My personal introduction came on a field trip to the site itself. This past fall, I took a class entitled, "1607: Jamestown and All That," which dealt with life in the seventeenth century Chesapeake region. My teacher, one Adam Goodheart, gladly offered our class a unique perspective on the rather adventurous aspects of the Colonial American lifestyle. In talking about such matters and giving Mr. Goodheart's extensive involvement with the project, naturally the topic of Poplar Grove trickled its way into our class discussions.

As luck would have it, on the 18th of November we took it upon ourselves to venture to the very site that we had heard so much about. And let me tell you, it certainly didn't disappoint... Walking through the house and around the surrounding plantation grounds was an experience I won't soon forget. I felt as connected with the past as I ever have! Lest we forget... The fact that such a place still exists in Maryland (let alone anywhere) is truly remarkable.

How did I get involved might you ask?

I applied for the Summer Internship Program at the Maryland State Archives. Every morning, I wake up and come to Annapolis to assist in preserving this priceless collection — this precious piece of history — this invaluable assortment of knowledge.

And the best part is, not only am I getting the opportunity to preserve the past, but I'm getting the opportunity to help those people in the future — the ones hungry for the same quest of knowledge that keeps all of us coming back to this very blog.

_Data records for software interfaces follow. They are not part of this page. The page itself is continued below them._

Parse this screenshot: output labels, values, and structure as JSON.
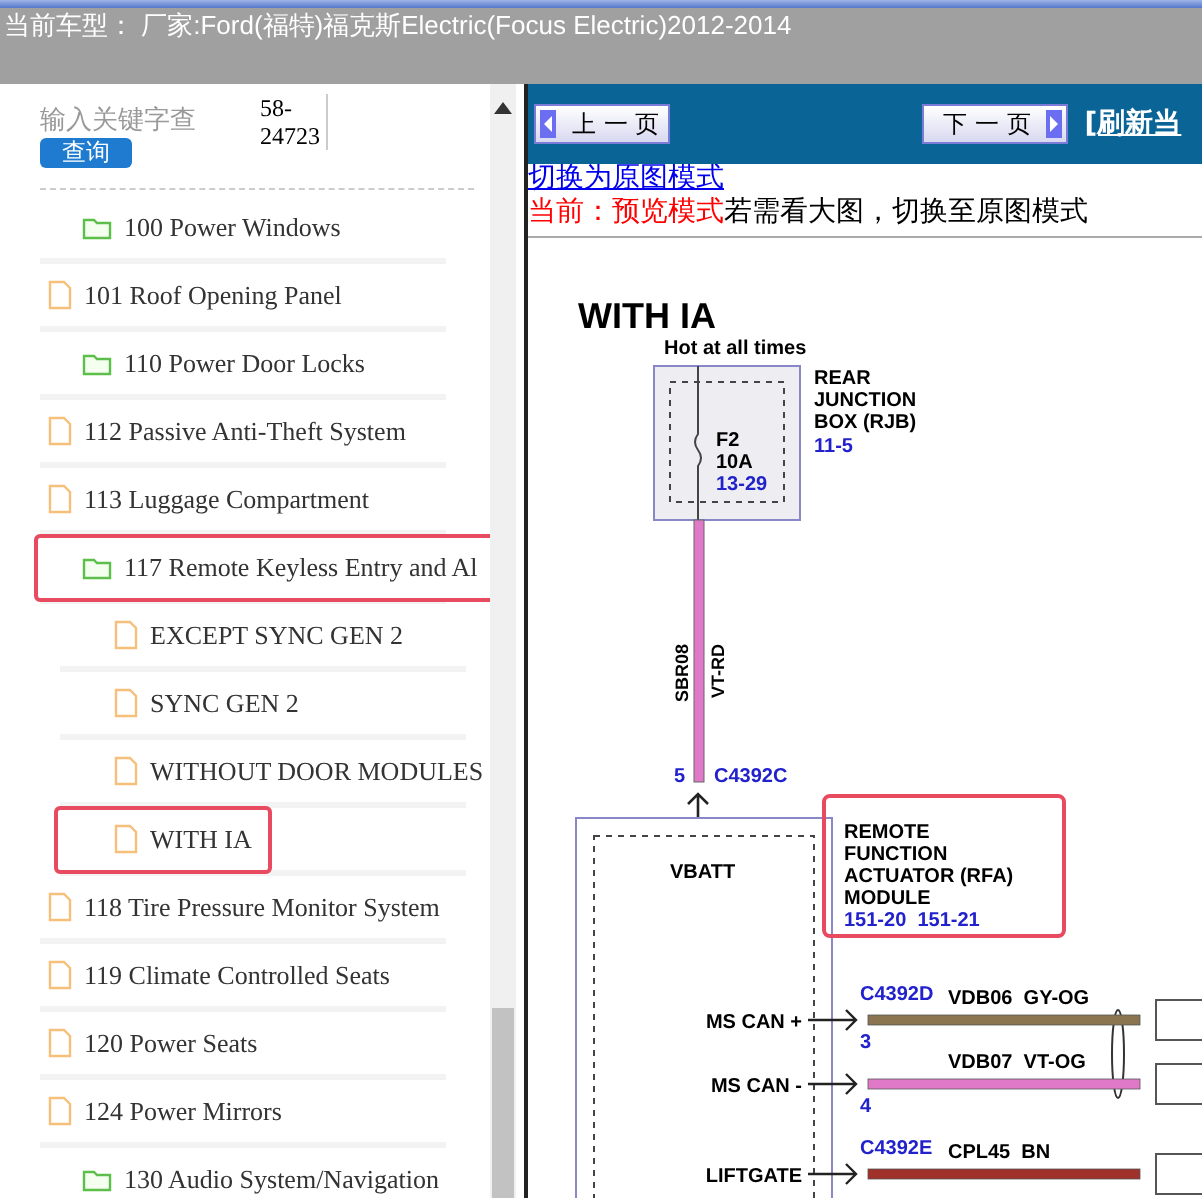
{
  "header": {
    "title": "当前车型： 厂家:Ford(福特)福克斯Electric(Focus Electric)2012-2014"
  },
  "search": {
    "placeholder": "输入关键字查",
    "button": "查询",
    "code": "58-\n24723"
  },
  "tree": [
    {
      "kind": "folder",
      "label": "100 Power Windows",
      "selected": false
    },
    {
      "kind": "file",
      "label": "101 Roof Opening Panel",
      "selected": false
    },
    {
      "kind": "folder",
      "label": "110 Power Door Locks",
      "selected": false
    },
    {
      "kind": "file",
      "label": "112 Passive Anti-Theft System",
      "selected": false
    },
    {
      "kind": "file",
      "label": "113 Luggage Compartment",
      "selected": false
    },
    {
      "kind": "folder",
      "label": "117 Remote Keyless Entry and Al",
      "selected": true,
      "children": [
        {
          "kind": "file",
          "label": "EXCEPT SYNC GEN 2",
          "selected": false
        },
        {
          "kind": "file",
          "label": "SYNC GEN 2",
          "selected": false
        },
        {
          "kind": "file",
          "label": "WITHOUT DOOR MODULES",
          "selected": false
        },
        {
          "kind": "file",
          "label": "WITH IA",
          "selected": true
        }
      ]
    },
    {
      "kind": "file",
      "label": "118 Tire Pressure Monitor System",
      "selected": false
    },
    {
      "kind": "file",
      "label": "119 Climate Controlled Seats",
      "selected": false
    },
    {
      "kind": "file",
      "label": "120 Power Seats",
      "selected": false
    },
    {
      "kind": "file",
      "label": "124 Power Mirrors",
      "selected": false
    },
    {
      "kind": "folder",
      "label": "130 Audio System/Navigation",
      "selected": false
    }
  ],
  "toolbar": {
    "prev": "上 一 页",
    "next": "下 一 页",
    "refresh": "[刷新当"
  },
  "mode_link": "切换为原图模式",
  "mode_note": {
    "current": "当前：预览模式",
    "hint": "若需看大图，切换至原图模式"
  },
  "diagram": {
    "title": "WITH IA",
    "supply": "Hot at all times",
    "fuse": [
      "F2",
      "10A"
    ],
    "fuse_ref": "13-29",
    "rjb": [
      "REAR",
      "JUNCTION",
      "BOX (RJB)"
    ],
    "rjb_ref": "11-5",
    "circuit": "SBR08",
    "wire_color": "VT-RD",
    "pin": "5",
    "connector": "C4392C",
    "pin_name": "VBATT",
    "module": [
      "REMOTE",
      "FUNCTION",
      "ACTUATOR (RFA)",
      "MODULE"
    ],
    "module_refs": "151-20  151-21",
    "signals": [
      {
        "name": "MS CAN +",
        "connector": "C4392D",
        "pin": "3",
        "wire": "VDB06  GY-OG",
        "color": "#8b7550"
      },
      {
        "name": "MS CAN -",
        "pin": "4",
        "wire": "VDB07  VT-OG",
        "color": "#e07ac8"
      },
      {
        "name": "LIFTGATE",
        "connector": "C4392E",
        "wire": "CPL45  BN",
        "color": "#a0302a"
      }
    ]
  }
}
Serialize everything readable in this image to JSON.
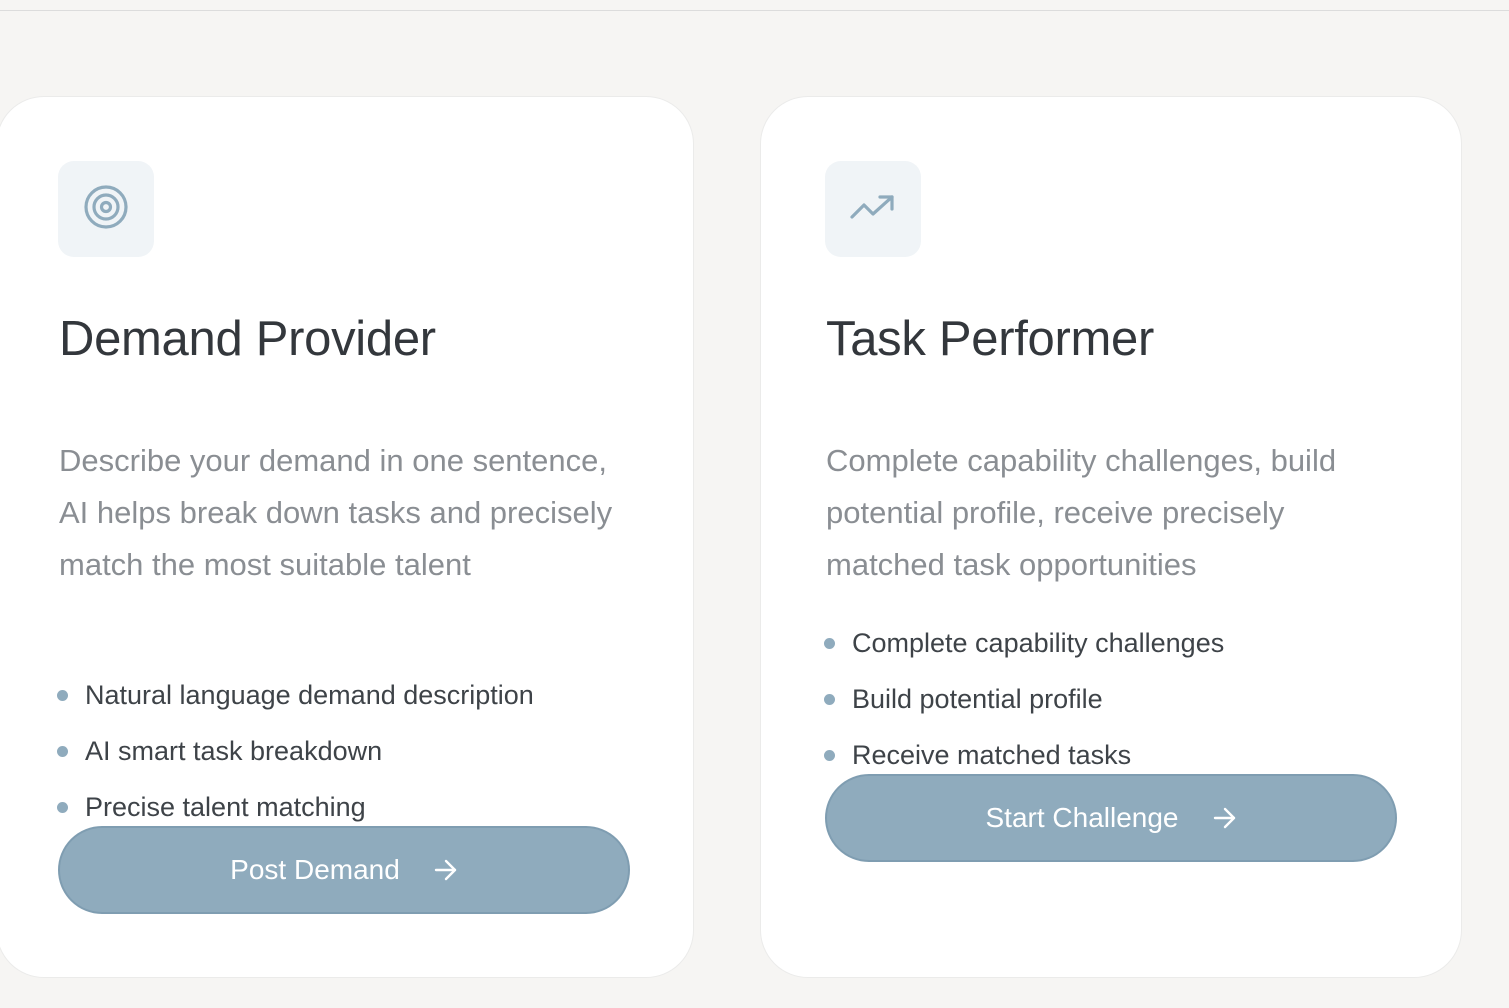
{
  "colors": {
    "page_background": "#f6f5f3",
    "card_background": "#ffffff",
    "accent": "#8fabbd",
    "title_text": "#33373c",
    "description_text": "#8a8e93",
    "icon_tile": "#f0f4f7"
  },
  "cards": [
    {
      "icon": "target-icon",
      "title": "Demand Provider",
      "description": "Describe your demand in one sentence, AI helps break down tasks and precisely match the most suitable talent",
      "features": [
        "Natural language demand description",
        "AI smart task breakdown",
        "Precise talent matching"
      ],
      "button_label": "Post Demand",
      "button_icon": "arrow-right-icon"
    },
    {
      "icon": "trending-up-icon",
      "title": "Task Performer",
      "description": "Complete capability challenges, build potential profile, receive precisely matched task opportunities",
      "features": [
        "Complete capability challenges",
        "Build potential profile",
        "Receive matched tasks"
      ],
      "button_label": "Start Challenge",
      "button_icon": "arrow-right-icon"
    }
  ]
}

Well I sure stumbled upon a place. And what a thrill! I've found a place, where time stands still.

Until then,

Jas. Goldſborough Bigwood